__AIM OF THE TASK__
Write out all of the data again, exactly as it reads.

——————————

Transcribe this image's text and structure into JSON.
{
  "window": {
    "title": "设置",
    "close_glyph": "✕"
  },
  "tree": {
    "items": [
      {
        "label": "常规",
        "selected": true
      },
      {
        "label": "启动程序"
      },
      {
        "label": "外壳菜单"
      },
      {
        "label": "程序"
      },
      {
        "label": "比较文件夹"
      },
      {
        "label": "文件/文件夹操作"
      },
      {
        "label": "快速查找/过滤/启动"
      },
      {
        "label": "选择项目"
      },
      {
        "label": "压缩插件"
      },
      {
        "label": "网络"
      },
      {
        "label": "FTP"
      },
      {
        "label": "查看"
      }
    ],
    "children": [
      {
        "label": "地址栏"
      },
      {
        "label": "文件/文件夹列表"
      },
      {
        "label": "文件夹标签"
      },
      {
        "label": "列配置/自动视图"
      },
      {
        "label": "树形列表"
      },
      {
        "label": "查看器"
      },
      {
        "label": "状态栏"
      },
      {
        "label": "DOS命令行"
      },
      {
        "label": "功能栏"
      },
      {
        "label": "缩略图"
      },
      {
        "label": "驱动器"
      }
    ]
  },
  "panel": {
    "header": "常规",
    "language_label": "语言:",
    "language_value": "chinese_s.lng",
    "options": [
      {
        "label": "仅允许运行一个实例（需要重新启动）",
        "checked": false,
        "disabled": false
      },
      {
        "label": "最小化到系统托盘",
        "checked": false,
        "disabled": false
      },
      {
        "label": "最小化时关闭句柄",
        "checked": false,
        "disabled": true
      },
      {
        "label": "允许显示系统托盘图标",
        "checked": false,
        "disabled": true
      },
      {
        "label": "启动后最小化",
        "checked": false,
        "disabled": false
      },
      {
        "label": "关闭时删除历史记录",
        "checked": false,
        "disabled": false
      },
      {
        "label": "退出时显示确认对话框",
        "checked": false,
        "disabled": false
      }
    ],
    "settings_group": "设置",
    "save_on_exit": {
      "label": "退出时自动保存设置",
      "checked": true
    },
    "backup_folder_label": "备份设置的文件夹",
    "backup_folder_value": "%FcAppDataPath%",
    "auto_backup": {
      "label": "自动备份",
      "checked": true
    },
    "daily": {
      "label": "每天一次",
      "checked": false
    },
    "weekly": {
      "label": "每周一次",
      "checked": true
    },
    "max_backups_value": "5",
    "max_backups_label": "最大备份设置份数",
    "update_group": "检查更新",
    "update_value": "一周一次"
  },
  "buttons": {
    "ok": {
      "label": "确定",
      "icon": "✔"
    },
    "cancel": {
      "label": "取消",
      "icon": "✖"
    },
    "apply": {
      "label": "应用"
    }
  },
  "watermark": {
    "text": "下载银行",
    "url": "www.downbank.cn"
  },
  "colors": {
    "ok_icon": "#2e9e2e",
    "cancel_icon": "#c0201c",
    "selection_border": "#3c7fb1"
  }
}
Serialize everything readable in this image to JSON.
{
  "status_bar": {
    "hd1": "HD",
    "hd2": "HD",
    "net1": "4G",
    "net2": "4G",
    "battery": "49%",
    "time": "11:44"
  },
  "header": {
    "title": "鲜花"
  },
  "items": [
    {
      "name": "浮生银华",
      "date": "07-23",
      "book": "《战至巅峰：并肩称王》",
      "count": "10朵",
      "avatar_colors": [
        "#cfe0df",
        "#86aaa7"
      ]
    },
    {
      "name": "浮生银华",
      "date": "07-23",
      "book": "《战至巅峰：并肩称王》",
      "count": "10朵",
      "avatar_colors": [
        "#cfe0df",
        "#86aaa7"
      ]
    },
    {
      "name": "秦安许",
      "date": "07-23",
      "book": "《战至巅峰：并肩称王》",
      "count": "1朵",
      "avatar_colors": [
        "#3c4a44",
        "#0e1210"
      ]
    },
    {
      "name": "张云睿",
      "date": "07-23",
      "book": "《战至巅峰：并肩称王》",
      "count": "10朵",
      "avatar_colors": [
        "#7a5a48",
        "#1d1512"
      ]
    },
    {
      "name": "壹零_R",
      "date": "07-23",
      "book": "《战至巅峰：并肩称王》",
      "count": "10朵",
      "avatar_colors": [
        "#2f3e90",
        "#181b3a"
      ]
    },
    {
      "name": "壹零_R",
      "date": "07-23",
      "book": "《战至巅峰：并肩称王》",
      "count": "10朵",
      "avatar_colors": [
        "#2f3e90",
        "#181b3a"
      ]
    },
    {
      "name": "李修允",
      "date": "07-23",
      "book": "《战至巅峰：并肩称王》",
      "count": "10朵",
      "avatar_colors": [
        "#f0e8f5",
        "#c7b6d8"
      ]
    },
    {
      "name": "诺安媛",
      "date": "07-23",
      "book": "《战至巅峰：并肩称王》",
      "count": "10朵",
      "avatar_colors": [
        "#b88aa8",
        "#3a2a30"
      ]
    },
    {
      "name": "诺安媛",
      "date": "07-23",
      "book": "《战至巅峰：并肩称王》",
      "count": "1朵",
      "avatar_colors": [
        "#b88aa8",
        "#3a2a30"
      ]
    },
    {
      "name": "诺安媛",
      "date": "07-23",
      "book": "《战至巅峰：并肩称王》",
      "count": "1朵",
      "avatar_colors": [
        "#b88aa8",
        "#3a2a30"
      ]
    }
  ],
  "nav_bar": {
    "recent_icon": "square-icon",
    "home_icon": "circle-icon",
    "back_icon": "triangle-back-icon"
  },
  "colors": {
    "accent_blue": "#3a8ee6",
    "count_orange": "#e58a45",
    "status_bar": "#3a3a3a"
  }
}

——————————

__RESULT OF THE TASK__
Transcribe this image's text and structure into JSON.
{
  "window": {
    "title": "设置",
    "close_glyph": "✕"
  },
  "tree": {
    "items": [
      {
        "label": "常规",
        "selected": true
      },
      {
        "label": "启动程序"
      },
      {
        "label": "外壳菜单"
      },
      {
        "label": "程序"
      },
      {
        "label": "比较文件夹"
      },
      {
        "label": "文件/文件夹操作"
      },
      {
        "label": "快速查找/过滤/启动"
      },
      {
        "label": "选择项目"
      },
      {
        "label": "压缩插件"
      },
      {
        "label": "网络"
      },
      {
        "label": "FTP"
      },
      {
        "label": "查看"
      }
    ],
    "children": [
      {
        "label": "地址栏"
      },
      {
        "label": "文件/文件夹列表"
      },
      {
        "label": "文件夹标签"
      },
      {
        "label": "列配置/自动视图"
      },
      {
        "label": "树形列表"
      },
      {
        "label": "查看器"
      },
      {
        "label": "状态栏"
      },
      {
        "label": "DOS命令行"
      },
      {
        "label": "功能栏"
      },
      {
        "label": "缩略图"
      },
      {
        "label": "驱动器"
      }
    ]
  },
  "panel": {
    "header": "常规",
    "language_label": "语言:",
    "language_value": "chinese_s.lng",
    "options": [
      {
        "label": "仅允许运行一个实例（需要重新启动）",
        "checked": false,
        "disabled": false
      },
      {
        "label": "最小化到系统托盘",
        "checked": false,
        "disabled": false
      },
      {
        "label": "最小化时关闭句柄",
        "checked": false,
        "disabled": true
      },
      {
        "label": "允许显示系统托盘图标",
        "checked": false,
        "disabled": true
      },
      {
        "label": "启动后最小化",
        "checked": false,
        "disabled": false
      },
      {
        "label": "关闭时删除历史记录",
        "checked": false,
        "disabled": false
      },
      {
        "label": "退出时显示确认对话框",
        "checked": false,
        "disabled": false
      }
    ],
    "settings_group": "设置",
    "save_on_exit": {
      "label": "退出时自动保存设置",
      "checked": true
    },
    "backup_folder_label": "备份设置的文件夹",
    "backup_folder_value": "%FcAppDataPath%",
    "auto_backup": {
      "label": "自动备份",
      "checked": true
    },
    "daily": {
      "label": "每天一次",
      "checked": false
    },
    "weekly": {
      "label": "每周一次",
      "checked": true
    },
    "max_backups_value": "5",
    "max_backups_label": "最大备份设置份数",
    "update_group": "检查更新",
    "update_value": "一周一次"
  },
  "buttons": {
    "ok": {
      "label": "确定",
      "icon": "✔"
    },
    "cancel": {
      "label": "取消",
      "icon": "✖"
    },
    "apply": {
      "label": "应用"
    }
  },
  "watermark": {
    "text": "下载银行",
    "url": "www.downbank.cn"
  },
  "colors": {
    "ok_icon": "#2e9e2e",
    "cancel_icon": "#c0201c",
    "selection_border": "#3c7fb1"
  }
}
Serialize everything readable in this image to JSON.
{
  "status_bar": {
    "hd1": "HD",
    "hd2": "HD",
    "net1": "4G",
    "net2": "4G",
    "battery": "49%",
    "time": "11:44"
  },
  "header": {
    "title": "鲜花"
  },
  "items": [
    {
      "name": "浮生银华",
      "date": "07-23",
      "book": "《战至巅峰：并肩称王》",
      "count": "10朵",
      "avatar_colors": [
        "#cfe0df",
        "#86aaa7"
      ]
    },
    {
      "name": "浮生银华",
      "date": "07-23",
      "book": "《战至巅峰：并肩称王》",
      "count": "10朵",
      "avatar_colors": [
        "#cfe0df",
        "#86aaa7"
      ]
    },
    {
      "name": "秦安许",
      "date": "07-23",
      "book": "《战至巅峰：并肩称王》",
      "count": "1朵",
      "avatar_colors": [
        "#3c4a44",
        "#0e1210"
      ]
    },
    {
      "name": "张云睿",
      "date": "07-23",
      "book": "《战至巅峰：并肩称王》",
      "count": "10朵",
      "avatar_colors": [
        "#7a5a48",
        "#1d1512"
      ]
    },
    {
      "name": "壹零_R",
      "date": "07-23",
      "book": "《战至巅峰：并肩称王》",
      "count": "10朵",
      "avatar_colors": [
        "#2f3e90",
        "#181b3a"
      ]
    },
    {
      "name": "壹零_R",
      "date": "07-23",
      "book": "《战至巅峰：并肩称王》",
      "count": "10朵",
      "avatar_colors": [
        "#2f3e90",
        "#181b3a"
      ]
    },
    {
      "name": "李修允",
      "date": "07-23",
      "book": "《战至巅峰：并肩称王》",
      "count": "10朵",
      "avatar_colors": [
        "#f0e8f5",
        "#c7b6d8"
      ]
    },
    {
      "name": "诺安媛",
      "date": "07-23",
      "book": "《战至巅峰：并肩称王》",
      "count": "10朵",
      "avatar_colors": [
        "#b88aa8",
        "#3a2a30"
      ]
    },
    {
      "name": "诺安媛",
      "date": "07-23",
      "book": "《战至巅峰：并肩称王》",
      "count": "1朵",
      "avatar_colors": [
        "#b88aa8",
        "#3a2a30"
      ]
    },
    {
      "name": "诺安媛",
      "date": "07-23",
      "book": "《战至巅峰：并肩称王》",
      "count": "1朵",
      "avatar_colors": [
        "#b88aa8",
        "#3a2a30"
      ]
    }
  ],
  "nav_bar": {
    "recent_icon": "square-icon",
    "home_icon": "circle-icon",
    "back_icon": "triangle-back-icon"
  },
  "colors": {
    "accent_blue": "#3a8ee6",
    "count_orange": "#e58a45",
    "status_bar": "#3a3a3a"
  }
}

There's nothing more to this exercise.